### REQUIRED ACTION
Please state the number of lines in the entries below where the word "title" appears. Include nothing else.
--- DATA LISTING ---
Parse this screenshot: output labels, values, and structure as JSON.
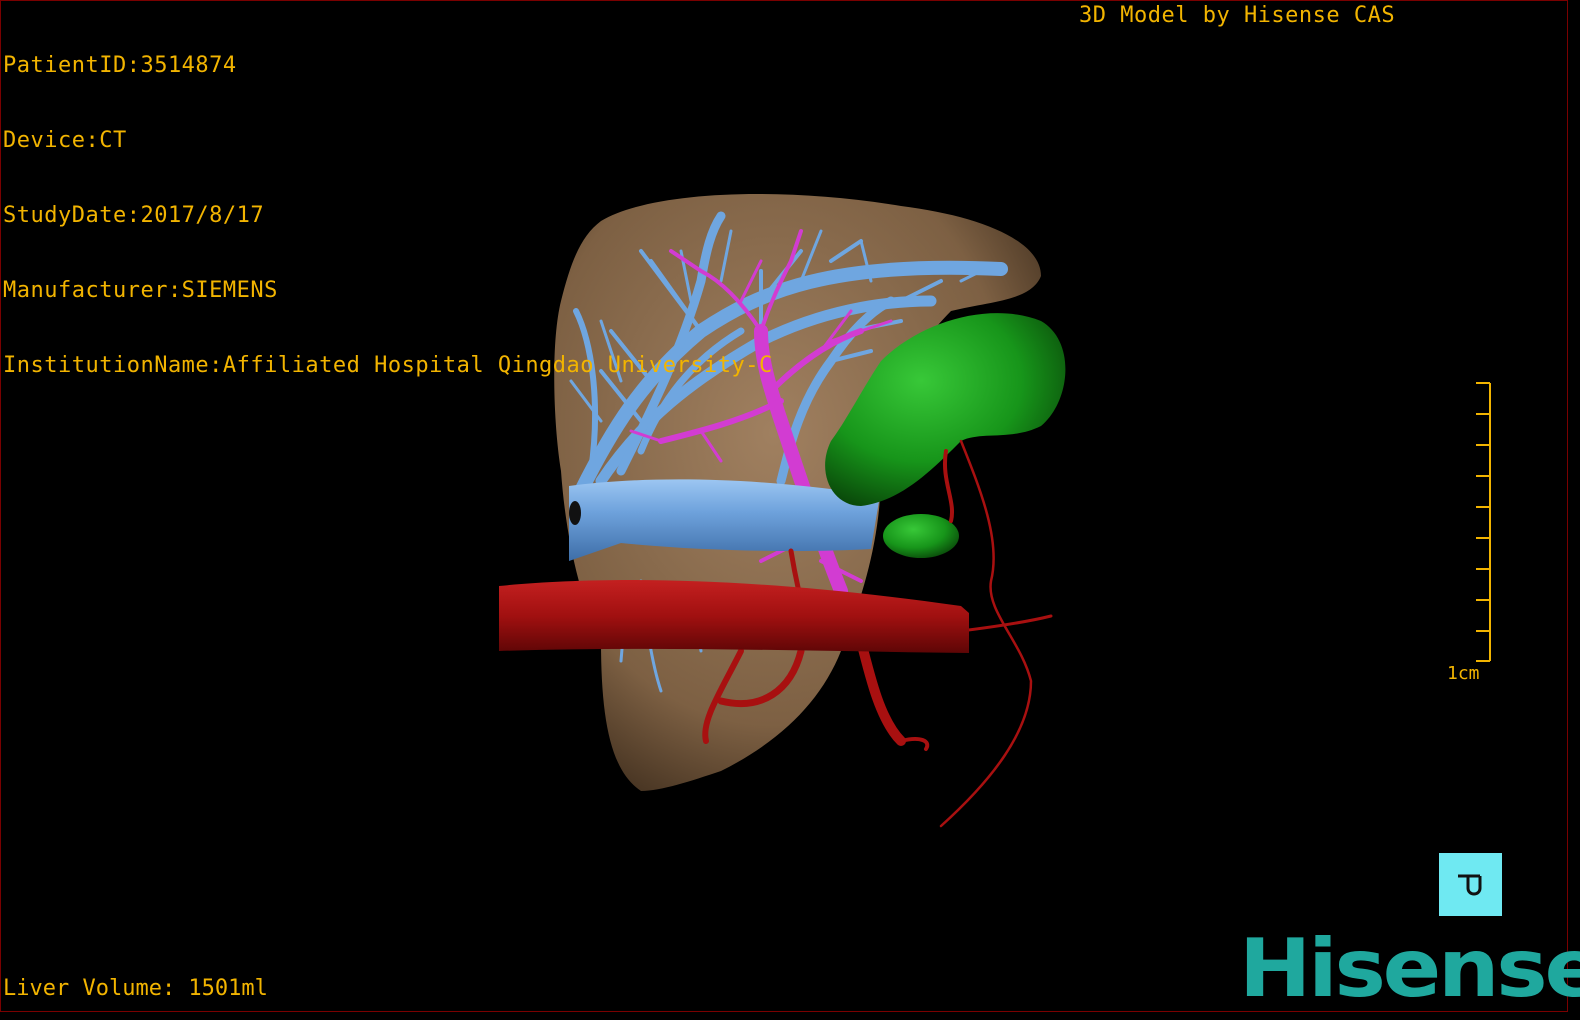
{
  "header": {
    "patient_id": "PatientID:3514874",
    "device": "Device:CT",
    "study_date": "StudyDate:2017/8/17",
    "manufacturer": "Manufacturer:SIEMENS",
    "institution": "InstitutionName:Affiliated Hospital Qingdao University-C",
    "model_credit": "3D Model by Hisense CAS"
  },
  "footer": {
    "liver_volume": "Liver Volume: 1501ml"
  },
  "scale_bar": {
    "label": "1cm",
    "tick_count": 10
  },
  "toolbar": {
    "tool_icon": "toggle-tool-icon"
  },
  "brand": {
    "name": "Hisense"
  },
  "colors": {
    "overlay_text": "#f2b400",
    "liver": "#8a6a4a",
    "hepatic_vein": "#6fa6e0",
    "portal_vein": "#d23cd2",
    "artery": "#a81010",
    "gallbladder": "#1a9a1a",
    "tool_button": "#6fe9f2",
    "brand": "#1fa89e"
  }
}
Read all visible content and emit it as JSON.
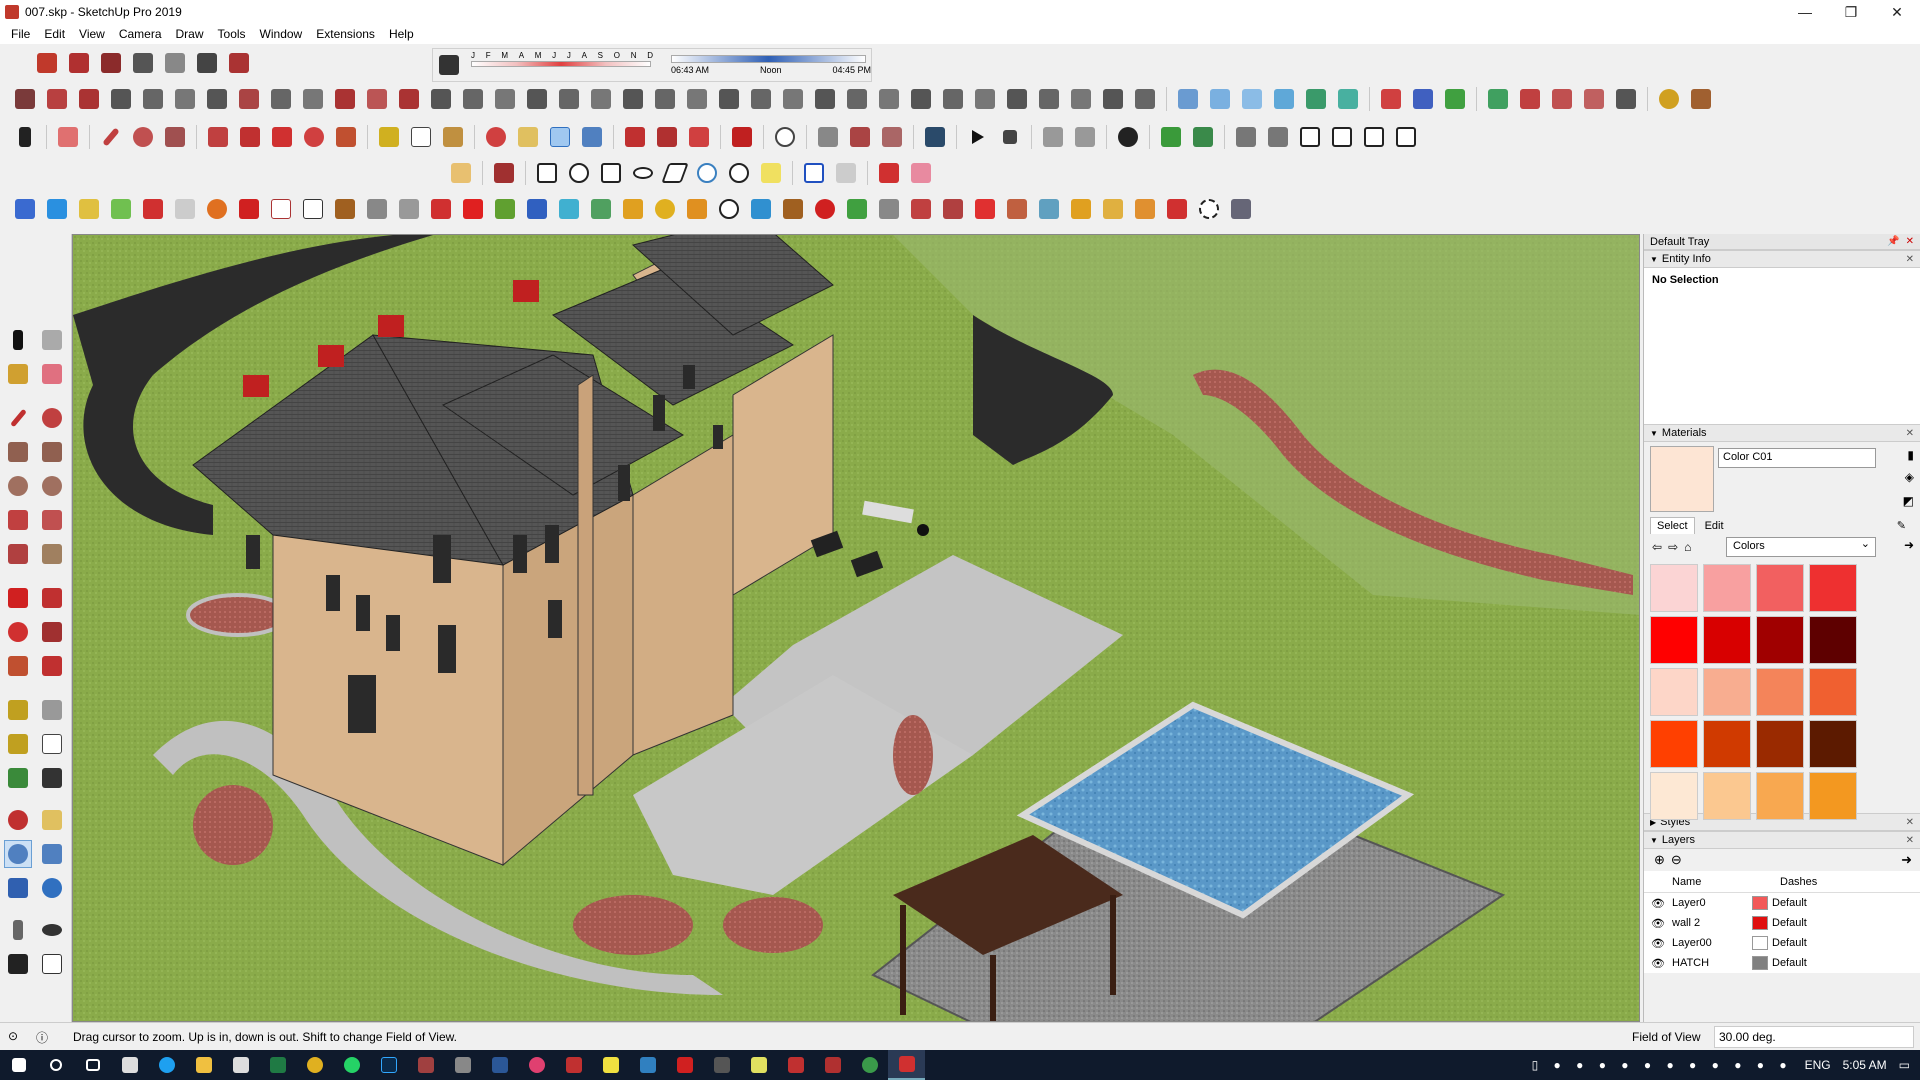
{
  "window": {
    "title": "007.skp - SketchUp Pro 2019",
    "controls": [
      "—",
      "❐",
      "✕"
    ]
  },
  "menu": [
    "File",
    "Edit",
    "View",
    "Camera",
    "Draw",
    "Tools",
    "Window",
    "Extensions",
    "Help"
  ],
  "shadow": {
    "months": [
      "J",
      "F",
      "M",
      "A",
      "M",
      "J",
      "J",
      "A",
      "S",
      "O",
      "N",
      "D"
    ],
    "time_start": "06:43 AM",
    "time_mid": "Noon",
    "time_end": "04:45 PM"
  },
  "tray": {
    "title": "Default Tray",
    "entity_info": {
      "label": "Entity Info",
      "value": "No Selection"
    },
    "materials": {
      "label": "Materials",
      "name": "Color C01",
      "swatch": "#fde5d4",
      "tabs": [
        "Select",
        "Edit"
      ],
      "library": "Colors",
      "swatches": [
        "#fbd4d4",
        "#f8a0a0",
        "#f26060",
        "#ee3030",
        "#ff0000",
        "#d80000",
        "#a00000",
        "#5e0000",
        "#fdd6c8",
        "#f8ad90",
        "#f4845a",
        "#f06030",
        "#ff4000",
        "#d03a00",
        "#9a2a00",
        "#5c1a00",
        "#fde8d4",
        "#fbc890",
        "#f8a850",
        "#f39820"
      ]
    },
    "styles": {
      "label": "Styles"
    },
    "layers": {
      "label": "Layers",
      "col_name": "Name",
      "col_dashes": "Dashes",
      "rows": [
        {
          "name": "Layer0",
          "color": "#f25858",
          "dashes": "Default"
        },
        {
          "name": "wall 2",
          "color": "#e01010",
          "dashes": "Default"
        },
        {
          "name": "Layer00",
          "color": "#ffffff",
          "dashes": "Default"
        },
        {
          "name": "HATCH",
          "color": "#808080",
          "dashes": "Default"
        }
      ]
    }
  },
  "status": {
    "message": "Drag cursor to zoom.  Up is in, down is out. Shift to change Field of View.",
    "fov_label": "Field of View",
    "fov_value": "30.00 deg."
  },
  "taskbar": {
    "lang": "ENG",
    "time": "5:05 AM"
  }
}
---
### SOLUTION TO THE EXERCISE
2